Vehicle programs are a necessary piece of many businesses. From beverage distributors to business services, construction to pharmaceuticals, driving employees play an essential role. It’s also fairly common for companies to have more than one vehicle program. Multiple vehicle programs bring flexibility to companies that need some employees in a specific vehicle and others in the car of their choosing. While using more than one program—like a company mileage reimbursement with a car allowance— has it benefits, it does create more strain on the program administrators.
For some companies, a vehicle program is cut and dry. The company selects a program and implements it across its mobile workforce. Other companies that have more specific needs turn to using more than one program. For example, a business may provide mileage reimbursement to its sales reps but offer a car allowance or company car to executives.
What that combination of programs might be varies from company to company. Bigger companies are more likely to have the need for multiple programs, while small or medium sized business typically use a single vehicle program. The selected program or programs are based on how many miles employees drive, what their job entails, and what the business needs are. There are many ways companies can implement fleet vehicles, car allowance and mileage reimbursement simultaneously. But with that opportunity comes a serious challenge.
Each program requires a certain amount of administrative work. For some, that amount is tiny. Others… not so much.
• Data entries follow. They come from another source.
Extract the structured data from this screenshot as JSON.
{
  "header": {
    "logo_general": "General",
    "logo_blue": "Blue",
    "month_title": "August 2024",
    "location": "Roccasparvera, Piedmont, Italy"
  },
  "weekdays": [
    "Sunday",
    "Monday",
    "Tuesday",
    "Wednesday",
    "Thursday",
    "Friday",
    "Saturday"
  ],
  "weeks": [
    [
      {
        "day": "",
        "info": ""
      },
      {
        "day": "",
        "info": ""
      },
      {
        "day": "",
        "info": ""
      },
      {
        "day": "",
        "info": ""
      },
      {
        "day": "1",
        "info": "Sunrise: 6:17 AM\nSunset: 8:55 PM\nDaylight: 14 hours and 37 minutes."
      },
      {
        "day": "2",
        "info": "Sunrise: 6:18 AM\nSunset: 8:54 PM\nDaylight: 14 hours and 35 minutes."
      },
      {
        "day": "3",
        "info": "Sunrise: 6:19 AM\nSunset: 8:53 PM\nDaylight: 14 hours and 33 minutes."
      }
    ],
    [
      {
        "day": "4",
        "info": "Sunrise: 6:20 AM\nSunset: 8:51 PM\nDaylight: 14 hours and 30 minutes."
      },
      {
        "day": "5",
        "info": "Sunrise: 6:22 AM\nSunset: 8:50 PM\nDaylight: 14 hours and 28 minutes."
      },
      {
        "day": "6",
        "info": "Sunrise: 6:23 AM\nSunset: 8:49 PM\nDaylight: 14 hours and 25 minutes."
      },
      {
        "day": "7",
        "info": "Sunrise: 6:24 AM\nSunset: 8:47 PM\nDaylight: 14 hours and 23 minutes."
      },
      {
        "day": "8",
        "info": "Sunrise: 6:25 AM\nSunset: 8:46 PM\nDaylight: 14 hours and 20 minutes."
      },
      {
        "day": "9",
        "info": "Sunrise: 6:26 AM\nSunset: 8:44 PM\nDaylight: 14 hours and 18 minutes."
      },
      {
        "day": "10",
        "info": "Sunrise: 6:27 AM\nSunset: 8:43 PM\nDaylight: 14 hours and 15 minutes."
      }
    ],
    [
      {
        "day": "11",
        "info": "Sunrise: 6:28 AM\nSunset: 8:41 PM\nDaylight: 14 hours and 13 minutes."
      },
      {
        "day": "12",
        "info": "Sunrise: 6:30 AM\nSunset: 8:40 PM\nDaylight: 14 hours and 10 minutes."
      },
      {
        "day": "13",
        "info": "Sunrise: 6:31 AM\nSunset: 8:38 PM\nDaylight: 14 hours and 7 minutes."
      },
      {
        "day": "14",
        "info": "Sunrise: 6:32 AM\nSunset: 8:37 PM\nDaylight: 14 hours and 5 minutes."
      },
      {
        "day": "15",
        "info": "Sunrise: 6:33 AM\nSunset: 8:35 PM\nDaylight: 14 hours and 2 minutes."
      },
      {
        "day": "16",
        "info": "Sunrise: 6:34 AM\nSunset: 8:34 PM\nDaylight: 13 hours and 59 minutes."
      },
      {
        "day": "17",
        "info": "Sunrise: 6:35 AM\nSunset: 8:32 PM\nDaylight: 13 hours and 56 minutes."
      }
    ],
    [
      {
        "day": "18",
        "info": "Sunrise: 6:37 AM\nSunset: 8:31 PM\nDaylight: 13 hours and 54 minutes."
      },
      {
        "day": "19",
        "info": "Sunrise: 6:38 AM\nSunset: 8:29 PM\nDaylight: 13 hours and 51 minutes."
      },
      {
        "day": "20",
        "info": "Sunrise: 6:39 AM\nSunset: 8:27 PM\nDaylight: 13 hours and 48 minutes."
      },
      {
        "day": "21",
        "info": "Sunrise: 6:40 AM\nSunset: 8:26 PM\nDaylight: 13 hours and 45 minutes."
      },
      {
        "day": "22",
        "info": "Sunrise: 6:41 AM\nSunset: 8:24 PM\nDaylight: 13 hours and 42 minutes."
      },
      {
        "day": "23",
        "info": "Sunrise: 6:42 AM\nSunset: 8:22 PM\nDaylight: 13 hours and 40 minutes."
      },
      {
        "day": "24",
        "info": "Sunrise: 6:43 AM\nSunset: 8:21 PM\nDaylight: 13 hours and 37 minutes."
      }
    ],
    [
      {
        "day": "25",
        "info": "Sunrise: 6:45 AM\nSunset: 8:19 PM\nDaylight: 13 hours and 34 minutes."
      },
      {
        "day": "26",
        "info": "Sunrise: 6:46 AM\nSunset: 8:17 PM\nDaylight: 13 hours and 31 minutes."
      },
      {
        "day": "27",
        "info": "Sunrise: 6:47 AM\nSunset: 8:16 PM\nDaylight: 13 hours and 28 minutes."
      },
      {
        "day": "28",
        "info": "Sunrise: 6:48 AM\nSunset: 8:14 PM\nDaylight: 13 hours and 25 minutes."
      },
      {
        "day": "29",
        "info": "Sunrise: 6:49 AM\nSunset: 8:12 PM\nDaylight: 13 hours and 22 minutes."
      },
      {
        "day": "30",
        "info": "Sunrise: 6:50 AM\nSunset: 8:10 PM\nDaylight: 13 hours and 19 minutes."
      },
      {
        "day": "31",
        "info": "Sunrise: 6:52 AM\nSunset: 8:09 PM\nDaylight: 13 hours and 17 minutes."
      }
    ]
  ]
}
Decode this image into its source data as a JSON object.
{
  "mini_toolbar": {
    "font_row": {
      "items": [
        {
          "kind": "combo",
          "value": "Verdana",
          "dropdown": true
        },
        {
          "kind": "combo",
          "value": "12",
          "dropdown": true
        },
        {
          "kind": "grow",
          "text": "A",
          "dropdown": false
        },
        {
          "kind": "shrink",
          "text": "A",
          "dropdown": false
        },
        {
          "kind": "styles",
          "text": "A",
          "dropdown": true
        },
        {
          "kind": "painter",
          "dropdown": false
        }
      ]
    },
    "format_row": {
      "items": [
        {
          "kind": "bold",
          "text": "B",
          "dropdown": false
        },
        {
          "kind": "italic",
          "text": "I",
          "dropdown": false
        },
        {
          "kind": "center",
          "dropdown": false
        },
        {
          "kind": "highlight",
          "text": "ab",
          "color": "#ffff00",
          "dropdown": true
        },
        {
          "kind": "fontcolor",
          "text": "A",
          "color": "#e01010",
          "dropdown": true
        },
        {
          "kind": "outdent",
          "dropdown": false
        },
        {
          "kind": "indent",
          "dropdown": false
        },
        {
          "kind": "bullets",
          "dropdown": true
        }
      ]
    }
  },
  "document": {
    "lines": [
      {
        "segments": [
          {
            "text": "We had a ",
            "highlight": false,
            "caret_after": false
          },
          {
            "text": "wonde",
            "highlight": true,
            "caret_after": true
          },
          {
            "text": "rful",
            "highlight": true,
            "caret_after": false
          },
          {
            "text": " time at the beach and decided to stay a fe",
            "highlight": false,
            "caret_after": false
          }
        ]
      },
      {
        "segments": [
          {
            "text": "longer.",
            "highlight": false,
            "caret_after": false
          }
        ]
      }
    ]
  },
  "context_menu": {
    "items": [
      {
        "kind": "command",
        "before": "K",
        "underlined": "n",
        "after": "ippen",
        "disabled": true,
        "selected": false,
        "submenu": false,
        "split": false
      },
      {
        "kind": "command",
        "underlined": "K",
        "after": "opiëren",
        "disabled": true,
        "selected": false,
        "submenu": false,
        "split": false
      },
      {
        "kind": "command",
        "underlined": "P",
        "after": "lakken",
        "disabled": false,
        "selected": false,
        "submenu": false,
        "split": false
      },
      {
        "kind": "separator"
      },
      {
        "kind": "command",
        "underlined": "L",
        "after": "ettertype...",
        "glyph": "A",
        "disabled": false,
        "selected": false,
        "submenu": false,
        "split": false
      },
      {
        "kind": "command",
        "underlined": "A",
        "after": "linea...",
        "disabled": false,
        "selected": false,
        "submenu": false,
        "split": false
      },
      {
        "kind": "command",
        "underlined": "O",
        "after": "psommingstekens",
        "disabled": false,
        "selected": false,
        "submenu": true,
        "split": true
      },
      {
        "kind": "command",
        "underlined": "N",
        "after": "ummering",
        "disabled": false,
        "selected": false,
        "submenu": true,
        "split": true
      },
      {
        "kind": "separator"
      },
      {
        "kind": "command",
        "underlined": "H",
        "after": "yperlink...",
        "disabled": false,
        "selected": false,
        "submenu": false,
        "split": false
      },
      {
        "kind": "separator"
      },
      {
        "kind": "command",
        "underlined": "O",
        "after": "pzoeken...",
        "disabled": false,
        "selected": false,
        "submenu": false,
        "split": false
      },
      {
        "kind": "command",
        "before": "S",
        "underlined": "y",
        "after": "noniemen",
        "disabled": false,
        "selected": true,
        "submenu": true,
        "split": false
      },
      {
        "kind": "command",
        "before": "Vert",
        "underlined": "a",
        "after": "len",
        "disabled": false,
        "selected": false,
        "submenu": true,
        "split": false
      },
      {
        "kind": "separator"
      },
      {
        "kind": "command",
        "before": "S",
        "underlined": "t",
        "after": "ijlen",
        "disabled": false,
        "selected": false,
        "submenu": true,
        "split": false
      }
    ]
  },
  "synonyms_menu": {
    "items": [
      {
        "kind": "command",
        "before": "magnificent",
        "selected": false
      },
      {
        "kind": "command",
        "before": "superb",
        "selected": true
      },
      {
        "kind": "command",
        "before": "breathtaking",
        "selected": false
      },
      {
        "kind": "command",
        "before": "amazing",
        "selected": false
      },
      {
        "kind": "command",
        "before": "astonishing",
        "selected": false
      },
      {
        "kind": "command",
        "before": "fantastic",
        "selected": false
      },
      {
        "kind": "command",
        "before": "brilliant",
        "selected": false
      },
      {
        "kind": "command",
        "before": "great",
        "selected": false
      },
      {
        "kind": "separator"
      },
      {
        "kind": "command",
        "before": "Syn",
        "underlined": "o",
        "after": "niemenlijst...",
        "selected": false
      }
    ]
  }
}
Let’s take a look at the admin work involved with each program, beginning with the toughest.
This vehicle program has the biggest administrative lift because, whether leased or purchased, the company is responsible for their fleet vehicles. That means vehicle registration, general maintenance and emissions testing, all of those necessities fall to the company. It also means ensuring mobile workers capture mileage for personal-use chargebacks.
When an employee leaves the company, administrators still need to account for their fleet vehicle. Given that the hiring process generally takes around 90 days from job posting to onboarding, this can require anything from scheduling maintenance and detailing to idle asset storage.
This vehicle program sees that companies pay their mobile workers for both the fixed and variable costs of driving their personal vehicle for business. This program benefits mobile workers by reimbursing them for costs specific to their location. That might seem like a lot of work, but the right platform and vendor will calculate those rates and handle other pieces of the process. With a FAVR program, administrators can focus on the other tasks on their to do list.
A company mileage reimbursement program, also referred to as a mileage reimbursement or cents-per-mile program, has companies paying employees for the business miles driven in their personal vehicles at a cents-per-mile rate. A lot of people don’t realize their company even has one because it often sits in T&E. Companies often use the annually-issued IRS mileage rate. Some opt for a more accurate rate, which requires calculation. This program still requires the collection and input of IRS-compliant mileage logs. Administrators may spend a lot of time chasing down employees to submit their mileage logs, checking the accuracy of the logs and approving them for reimbursement.
Companies with a car allowance pay employees a monthly stipend for the business use of their personal vehicles. This program is perhaps the easiest in terms of administration. Once the company has decided on a monthly rate, it’s just a matter of scheduling deposits for each mobile worker.
Companies may also opt for an accountable allowance, a vehicle program that minimizes the tax waste of a car allowance. This will also require IRS compliant mileage logs and the resulting administration.
While a car allowance may be easier to implement than other programs, administrators still have to make sure the monthly allowance goes to driving employees, handle employee complaints when the allowance does not adjust with inflation or explain why the allowance doesn’t cover costs.
Some vehicle programs may prove a better fit than others. For example, a company mileage reimbursement is generally best for businesses with low mileage drivers located in the same area. That doesn’t erase some companies’ needs for multiple programs. However, it does increase the administration required. For example, the administrator has to know which employee is a part of what vehicle program, what rate each employee receives and the rules each program must follow. Things can easily get mixed up and put strain on the person tasked with management. Companies may also have safety programs or other vehicle program initiatives that require administrative lift. What options does a company have when tackling this challenge?
It’s typical for companies to look to experts for their vehicle programs. But this can prove challenging. One vendor may help with company mileage reimbursement, while another focuses on car allowances. Not every vendor is equipped to support multiple vehicle programs, let alone simultaneously. That means working with multiple vendors and platforms to manage the necessary vehicle programs. Fortunately, Motus can prevent that.
Motus is the market leader in reimbursement for a reason. With decades of experience across reimbursement types, areas and industries, our comprehensive platform supports multiple vehicle programs simultaneously. While the management of fleet vehicles is out of our hands, we can support the capture of personal mileage and fuel spend. Whether it’s automating mileage capture or calculating accurate rates, sharing insight into your mobile workforce or ensuring IRS-compliant mileage logs, Motus is here to help if you want to use one or more vehicle programs.
Interested in learning more about our platform and the problems it can help your company resolve? Connect with us for more details.